But this weekend, Italy was abuzz with speculation that Silvio Berlusconiis planning a comeback – and could return to lead the right into an early general election, perhaps as standard-bearer of a party bent on withdrawing Italy from the euro.
As austerity has hit Europe, things are developing beyond the financial markets. At the moment people are suffering, and tragic developments occur across the austerity hit countries, while the “strong” countries continue living the normal life. If things get worse, Europe will start boiling for real. Via Newsweek.
In late May, Marco Turrini reached his breaking point. Out of work for more than a year and under pressure from tax collectors, the 41-year-old publicity agent picked up his 4-year-old son, Samuele, and 14-month-old daughter, Benedetta, and threw them out of their sixth-floor window in Brescia, near Milan. He then struggled to push his wife to the same fate. She escaped, but he turned to the window and jumped. He died on impact, but his two young children lived for several long minutes while neighbors tried to save them. The story is tragic, but continues to repeat itself in scenes of desperation across Italy.
On the afternoon of May 10, Arcangelo Arpino, a 63-year-old entrepreneur from the suburbs of Naples, walked into the mosaic-laden Sanctuary of the Blessed Virgin of the Rosary in Pompeii and knelt to pray in front of a painting of a crowned Madonna and child. Then he walked out to the parking lot, sat on a short stone wall, and shot himself in the head with a 7.65 caliber pistol. In his pocket were three sealed envelopes. One was addressed to the Madonna, asking her to look over his wife and children. Another was a memo explaining the complicated economic state of his Euro Costruzioni construction business. The last was to Equitalia, Italy’s national tax-collection agency, blaming them for pushing him over the edge with repeated threats and relentless tax assessments. “This is a difficult moment for so many people,” said Claudio D’Alessio, the mayor of Pompeii. “The mark of blood on the grass is symbolic of the pain this community and country feel.

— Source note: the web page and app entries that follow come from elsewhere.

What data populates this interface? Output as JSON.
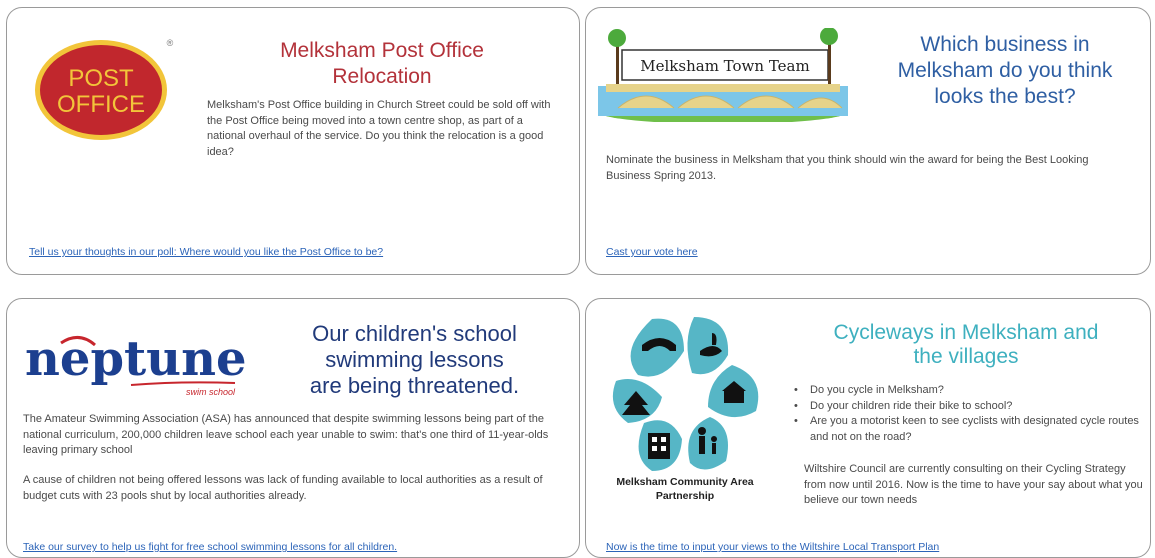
{
  "post_office": {
    "logo_text_line1": "POST",
    "logo_text_line2": "OFFICE",
    "logo_mark": "®",
    "title_line1": "Melksham Post Office",
    "title_line2": "Relocation",
    "body": "Melksham's Post Office building in Church Street could be sold off with the Post Office being moved into a town centre shop, as part of a national overhaul of the service. Do you think the relocation is a good idea?",
    "link": "Tell us your thoughts in our poll: Where would you like the Post Office to be?"
  },
  "town_team": {
    "logo_text": "Melksham Town Team",
    "title_line1": "Which business in",
    "title_line2": "Melksham do you think",
    "title_line3": "looks the best?",
    "body": "Nominate the business in Melksham that you think should win the award for being the Best Looking Business Spring 2013.",
    "link": "Cast your vote here"
  },
  "neptune": {
    "logo_text": "neptune",
    "logo_sub": "swim school",
    "title_line1": "Our children's school",
    "title_line2": "swimming lessons",
    "title_line3": "are being threatened.",
    "body1": "The Amateur Swimming Association (ASA) has announced that despite swimming lessons being part of the national curriculum, 200,000 children leave school each year unable to swim: that's one third of 11-year-olds leaving primary school",
    "body2": "A cause of children not being offered lessons was lack of funding available to local authorities as a result of budget cuts with 23 pools shut by local authorities already.",
    "link": "Take our survey to help us fight for free school swimming lessons for all children."
  },
  "cycleways": {
    "org_line1": "Melksham Community Area",
    "org_line2": "Partnership",
    "title_line1": "Cycleways in Melksham and",
    "title_line2": "the villages",
    "bullets": [
      "Do you cycle in Melksham?",
      "Do your children ride their bike to school?",
      "Are you a motorist keen to see cyclists with designated cycle routes and not on the road?"
    ],
    "body": "Wiltshire Council are currently consulting on their Cycling Strategy from now until 2016. Now is the time to have your say about what you believe our town needs",
    "link": "Now is the time to input your views to the Wiltshire Local Transport Plan"
  },
  "colors": {
    "post_office_red": "#b3323a",
    "town_team_blue": "#2f5fa3",
    "neptune_navy": "#213a7a",
    "cycle_teal": "#3eb0bf",
    "link_blue": "#2c64b8"
  }
}
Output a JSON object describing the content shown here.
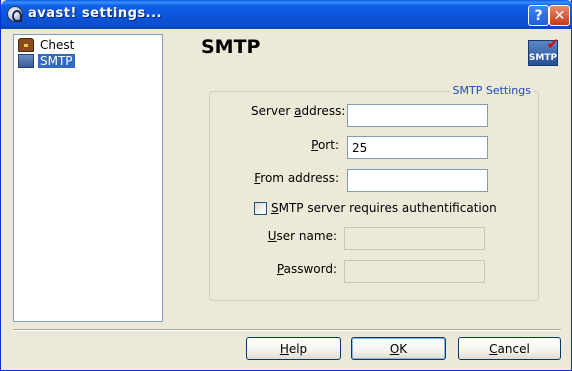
{
  "window": {
    "title": "avast! settings..."
  },
  "titlebar": {
    "help_glyph": "?",
    "close_glyph": "✕"
  },
  "tree": {
    "items": [
      {
        "label": "Chest",
        "icon": "chest-icon",
        "selected": false
      },
      {
        "label": "SMTP",
        "icon": "smtp-icon",
        "selected": true
      }
    ]
  },
  "page": {
    "title": "SMTP",
    "header_icon_text": "SMTP",
    "header_icon_check": "✔"
  },
  "group": {
    "label": "SMTP Settings",
    "server_address": {
      "label_pre": "Server ",
      "label_acc": "a",
      "label_post": "ddress:",
      "value": ""
    },
    "port": {
      "label_pre": "",
      "label_acc": "P",
      "label_post": "ort:",
      "value": "25"
    },
    "from_address": {
      "label_pre": "",
      "label_acc": "F",
      "label_post": "rom address:",
      "value": ""
    },
    "auth_checkbox": {
      "label_pre": "",
      "label_acc": "S",
      "label_post": "MTP server requires authentification",
      "checked": false
    },
    "user_name": {
      "label_pre": "",
      "label_acc": "U",
      "label_post": "ser name:",
      "value": ""
    },
    "password": {
      "label_pre": "",
      "label_acc": "P",
      "label_post": "assword:",
      "value": ""
    }
  },
  "buttons": {
    "help": {
      "label_pre": "",
      "label_acc": "H",
      "label_post": "elp"
    },
    "ok": {
      "label_pre": "",
      "label_acc": "O",
      "label_post": "K"
    },
    "cancel": {
      "label_pre": "",
      "label_acc": "C",
      "label_post": "ancel"
    }
  },
  "colors": {
    "title_bar": "#0a5de0",
    "selection": "#316ac5",
    "group_label": "#1c4cb4"
  }
}
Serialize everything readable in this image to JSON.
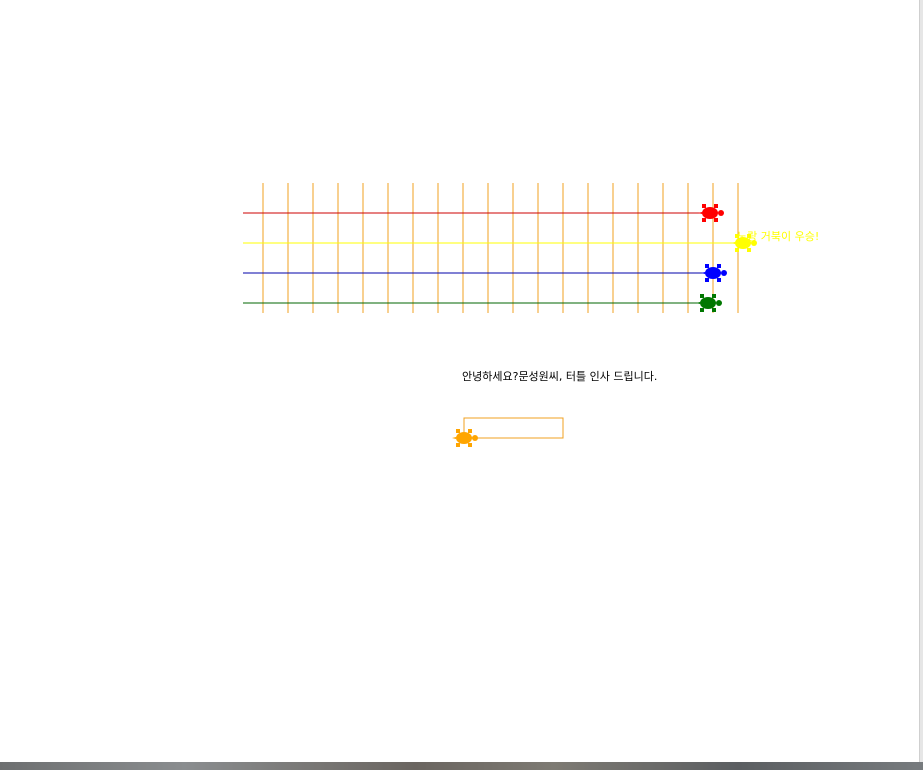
{
  "race": {
    "track_colors": {
      "grid": "#f0a020",
      "red": "#cc0000",
      "yellow": "#ffff00",
      "blue": "#0000aa",
      "green": "#006600"
    },
    "turtles": [
      {
        "name": "red",
        "color": "#ff0000",
        "icon": "turtle-icon"
      },
      {
        "name": "yellow",
        "color": "#ffff00",
        "icon": "turtle-icon"
      },
      {
        "name": "blue",
        "color": "#0000ff",
        "icon": "turtle-icon"
      },
      {
        "name": "green",
        "color": "#007700",
        "icon": "turtle-icon"
      }
    ],
    "winner_text": "노랑 거북이 우승!"
  },
  "greeting": {
    "text": "안녕하세요?문성원씨, 터틀 인사 드립니다."
  },
  "input_turtle": {
    "color": "#ffa500",
    "icon": "turtle-icon"
  }
}
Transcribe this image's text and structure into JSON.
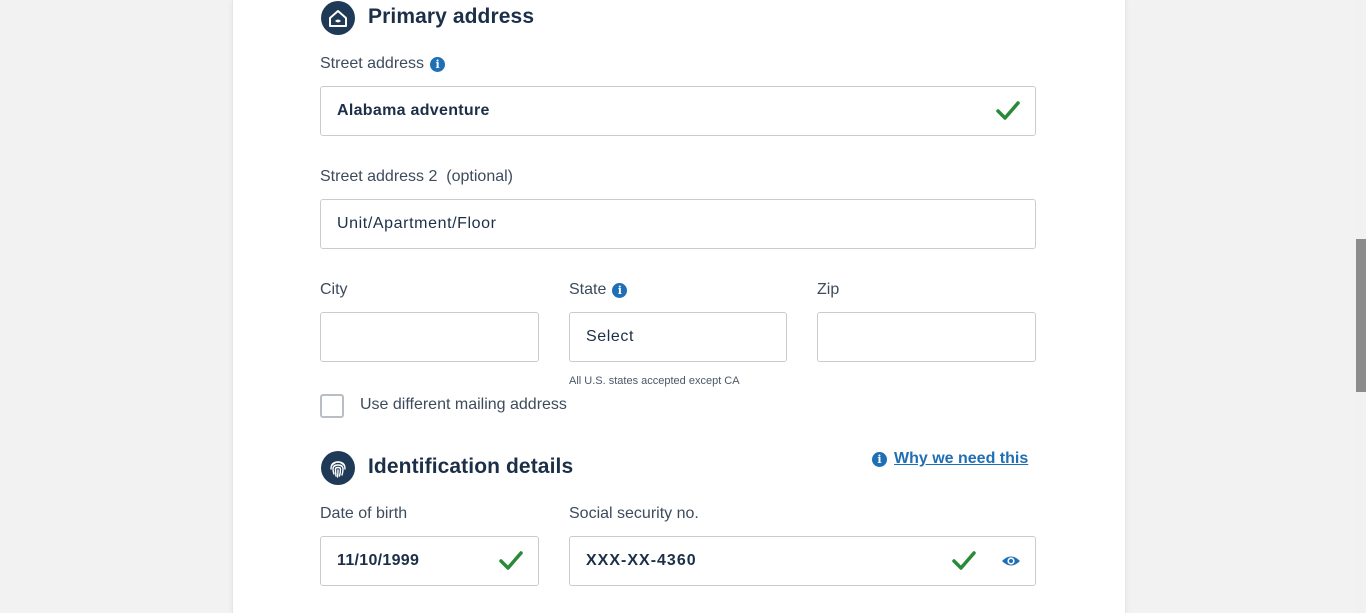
{
  "primary_address": {
    "title": "Primary address",
    "icon": "house-icon",
    "street_label": "Street address",
    "street_value": "Alabama adventure",
    "street2_label": "Street address 2  (optional)",
    "street2_placeholder": "Unit/Apartment/Floor",
    "city_label": "City",
    "city_value": "",
    "state_label": "State",
    "state_value": "Select",
    "state_helper": "All U.S. states accepted except CA",
    "zip_label": "Zip",
    "zip_value": "",
    "mailing_checkbox_label": "Use different mailing address",
    "mailing_checked": false
  },
  "identification": {
    "title": "Identification details",
    "icon": "fingerprint-icon",
    "why_link": "Why we need this",
    "dob_label": "Date of birth",
    "dob_value": "11/10/1999",
    "ssn_label": "Social security no.",
    "ssn_value": "XXX-XX-4360"
  },
  "colors": {
    "valid_check": "#2a8a3a",
    "accent_blue": "#1f6fb5",
    "heading_navy": "#1b2f48"
  }
}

But there are those responsible for killing him—the national government and the regional government helped kill this man. The citizens are at their limit.”